This is just a sampling of what Fandango had to offer. There’s more of it, should you be interested. (And these are all direct quotes.)

One thing I need to mention: “Cabin in the Woods” is not your father’s slasher flick. While it does contain the requisite amount of blood and gore, this film also highlights something that has been missing since Wes Craven decided to lampoon himself back in ’96: humor, and a veritable ton of tropes. This becomes apparent from the first scene, depicting two working stiffs talking about their upcoming weekend plans (and some rivalry with Japan) and continues throughout the 90+ minutes of frontal shots, cheap sex, flowing booze and zombie rednecks. Seriously, every possible trope found within the slasher genre is here and on display. The difference is, this movie, to paraphrase a great thinker, “just don’t give a f***.”

“Cabin In The Woods” is that rare horror film that intentionally doesn’t take itself seriously. At all. Which, in the end, makes the movie more entertaining. Calling it a comedy actually works: a good deal of the scenes are supposed to make you laugh while you jump (something more serious horror flicks fail at miserably). Cliched characters abound here: the Jock, Slut, Geek, Virgin and Fool are all present, but are, at the same time, artificial along with being named. In fact, at times “Cabin in the Woods” actively criticizes the actions of its main players, calling them out for being “too whatever.”

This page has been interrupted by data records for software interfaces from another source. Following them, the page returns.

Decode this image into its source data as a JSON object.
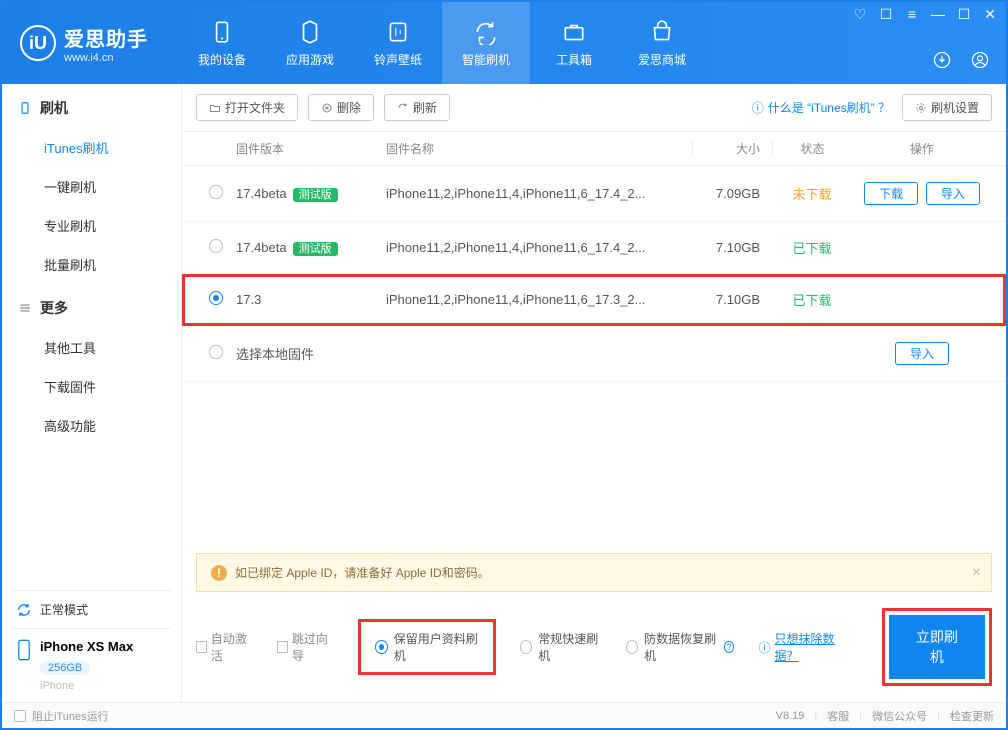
{
  "app": {
    "title": "爱思助手",
    "site": "www.i4.cn"
  },
  "nav": {
    "my_device": "我的设备",
    "apps": "应用游戏",
    "ringtones": "铃声壁纸",
    "flash": "智能刷机",
    "tools": "工具箱",
    "store": "爱思商城"
  },
  "sidebar": {
    "group_flash": "刷机",
    "itunes_flash": "iTunes刷机",
    "one_click": "一键刷机",
    "pro_flash": "专业刷机",
    "batch_flash": "批量刷机",
    "group_more": "更多",
    "other_tools": "其他工具",
    "download_fw": "下载固件",
    "advanced": "高级功能",
    "normal_mode": "正常模式",
    "device_name": "iPhone XS Max",
    "capacity": "256GB",
    "device_type": "iPhone"
  },
  "toolbar": {
    "open_folder": "打开文件夹",
    "delete": "删除",
    "refresh": "刷新",
    "help": "什么是 “iTunes刷机” ？",
    "settings": "刷机设置"
  },
  "table": {
    "h_version": "固件版本",
    "h_name": "固件名称",
    "h_size": "大小",
    "h_status": "状态",
    "h_action": "操作",
    "rows": [
      {
        "ver": "17.4beta",
        "beta": "测试版",
        "name": "iPhone11,2,iPhone11,4,iPhone11,6_17.4_2...",
        "size": "7.09GB",
        "status": "未下载",
        "status_cls": "st-not",
        "download": "下载",
        "import": "导入",
        "sel": false
      },
      {
        "ver": "17.4beta",
        "beta": "测试版",
        "name": "iPhone11,2,iPhone11,4,iPhone11,6_17.4_2...",
        "size": "7.10GB",
        "status": "已下载",
        "status_cls": "st-done",
        "sel": false
      },
      {
        "ver": "17.3",
        "name": "iPhone11,2,iPhone11,4,iPhone11,6_17.3_2...",
        "size": "7.10GB",
        "status": "已下载",
        "status_cls": "st-done",
        "sel": true
      }
    ],
    "local_row": "选择本地固件",
    "import": "导入"
  },
  "warning": "如已绑定 Apple ID，请准备好 Apple ID和密码。",
  "bottom": {
    "auto_activate": "自动激活",
    "skip_guide": "跳过向导",
    "opt1": "保留用户资料刷机",
    "opt2": "常规快速刷机",
    "opt3": "防数据恢复刷机",
    "erase_link": "只想抹除数据？",
    "primary": "立即刷机"
  },
  "footer": {
    "block_itunes": "阻止iTunes运行",
    "version": "V8.19",
    "service": "客服",
    "wechat": "微信公众号",
    "update": "检查更新"
  }
}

From George Kirk to Thor to a “dumb jock:” the decline of Chris Hemsworth becomes apparent in this green letterman

This open critique of the slasher genre continues up until the “twist” ending, which not only proves that Whedon still has the same talent and knack for grandeur that made “Buffy the Vampire Slayer” a huge success (not to mention the ambition that was Firefly), but also shows that he pays attention to what others in his field do, and finds creative ways to refute/mess with them. Not since Scream sent up a genre Craven essentially created has a movie achieved such a level of intentional shlock. And believe me, it’s worth it just to see what he got right. (Points for the integration of yuurei into the story- how hard IS it to kill 9 year olds?)

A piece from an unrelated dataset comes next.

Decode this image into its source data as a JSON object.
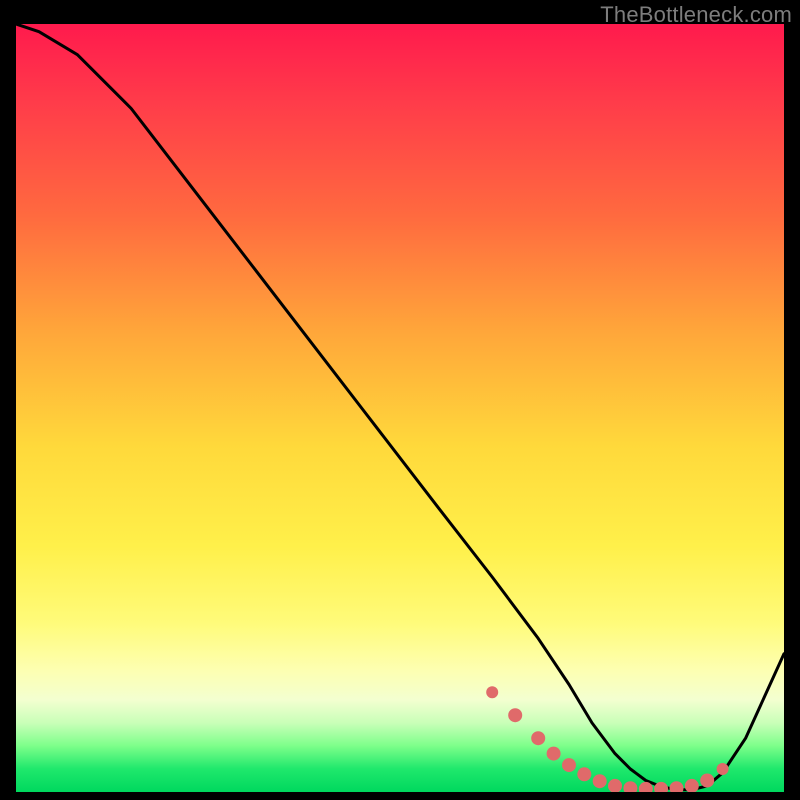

Which is why I find some of the internet critiques so annoying. Calling the acting cheesy and the plot predictable essentially proves that the reviewer was missing the point- it’s supposed to be. Same goes for expecting a slasher flick to “stimulate the mind.” Seriously, if you’re aiming for haute cinema, why do you expect to find it in the horror section? You don’t go into Coppola’s “Dracula” expecting Bela Lugosi or Count Orlock, so why the sudden disappointment now?

Does she survive? Do we care?

Now I will admit, I did not expect much from “Cabin in the Woods.” I went because some friends whose opinions I respect both gushed about it via Facebook over the weekend. The trailers, commercials and even poster ads all make the movie out to be a re-imagining of “Evil Dead,” or a serious foray into “traditional horror,” when in actuality the movie is more akin to “Evil Dead II”- ridiculous and unforgiving against itself. It’s not afraid to be over the top, but rather relishes in its display of parody and corn syrup. It doesn’t aim high, because those bars will never be reached, but is perfectly happy to deliver exactly what the audience expects of it, then throws in a few (literal) bones to keep things interesting. In the end, what’s left is equal parts send-up and tribute to a genre that is definitely played out, but still draws the faithful in. “Cabin in the Woods” is the reward for years of slogging through mindless slasher flicks: an honest story we’ve all seen before, full of blood and tropes, that actually goes where a lot of people hope its more “serious” counterparts would.